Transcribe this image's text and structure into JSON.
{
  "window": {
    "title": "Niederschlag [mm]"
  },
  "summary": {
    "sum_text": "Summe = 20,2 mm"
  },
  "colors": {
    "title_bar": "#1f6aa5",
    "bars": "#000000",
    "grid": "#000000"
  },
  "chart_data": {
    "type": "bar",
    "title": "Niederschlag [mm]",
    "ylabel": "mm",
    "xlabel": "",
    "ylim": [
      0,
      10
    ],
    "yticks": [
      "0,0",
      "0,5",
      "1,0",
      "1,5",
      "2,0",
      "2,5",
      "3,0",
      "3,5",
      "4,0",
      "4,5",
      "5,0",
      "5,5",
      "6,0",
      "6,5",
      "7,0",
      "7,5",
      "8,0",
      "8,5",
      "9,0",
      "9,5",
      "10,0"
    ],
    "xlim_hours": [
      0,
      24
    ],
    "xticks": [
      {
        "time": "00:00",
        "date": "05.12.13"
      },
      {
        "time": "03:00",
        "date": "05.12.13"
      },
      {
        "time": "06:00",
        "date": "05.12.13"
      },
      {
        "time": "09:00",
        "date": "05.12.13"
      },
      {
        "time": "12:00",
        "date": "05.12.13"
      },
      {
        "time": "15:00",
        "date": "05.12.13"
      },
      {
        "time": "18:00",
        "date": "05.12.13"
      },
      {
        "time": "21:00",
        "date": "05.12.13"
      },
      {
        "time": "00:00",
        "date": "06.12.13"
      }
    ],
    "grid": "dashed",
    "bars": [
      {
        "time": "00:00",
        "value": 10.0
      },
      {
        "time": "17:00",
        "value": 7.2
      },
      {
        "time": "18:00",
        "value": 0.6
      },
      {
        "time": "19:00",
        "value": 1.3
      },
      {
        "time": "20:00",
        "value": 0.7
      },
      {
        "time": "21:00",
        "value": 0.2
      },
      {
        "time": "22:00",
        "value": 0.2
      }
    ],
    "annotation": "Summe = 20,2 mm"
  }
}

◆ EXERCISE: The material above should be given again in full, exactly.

◆ SOLUTION TO THIS EXERCISE:
Transcribe this image's text and structure into JSON.
{
  "window": {
    "title": "Niederschlag [mm]"
  },
  "summary": {
    "sum_text": "Summe = 20,2 mm"
  },
  "colors": {
    "title_bar": "#1f6aa5",
    "bars": "#000000",
    "grid": "#000000"
  },
  "chart_data": {
    "type": "bar",
    "title": "Niederschlag [mm]",
    "ylabel": "mm",
    "xlabel": "",
    "ylim": [
      0,
      10
    ],
    "yticks": [
      "0,0",
      "0,5",
      "1,0",
      "1,5",
      "2,0",
      "2,5",
      "3,0",
      "3,5",
      "4,0",
      "4,5",
      "5,0",
      "5,5",
      "6,0",
      "6,5",
      "7,0",
      "7,5",
      "8,0",
      "8,5",
      "9,0",
      "9,5",
      "10,0"
    ],
    "xlim_hours": [
      0,
      24
    ],
    "xticks": [
      {
        "time": "00:00",
        "date": "05.12.13"
      },
      {
        "time": "03:00",
        "date": "05.12.13"
      },
      {
        "time": "06:00",
        "date": "05.12.13"
      },
      {
        "time": "09:00",
        "date": "05.12.13"
      },
      {
        "time": "12:00",
        "date": "05.12.13"
      },
      {
        "time": "15:00",
        "date": "05.12.13"
      },
      {
        "time": "18:00",
        "date": "05.12.13"
      },
      {
        "time": "21:00",
        "date": "05.12.13"
      },
      {
        "time": "00:00",
        "date": "06.12.13"
      }
    ],
    "grid": "dashed",
    "bars": [
      {
        "time": "00:00",
        "value": 10.0
      },
      {
        "time": "17:00",
        "value": 7.2
      },
      {
        "time": "18:00",
        "value": 0.6
      },
      {
        "time": "19:00",
        "value": 1.3
      },
      {
        "time": "20:00",
        "value": 0.7
      },
      {
        "time": "21:00",
        "value": 0.2
      },
      {
        "time": "22:00",
        "value": 0.2
      }
    ],
    "annotation": "Summe = 20,2 mm"
  }
}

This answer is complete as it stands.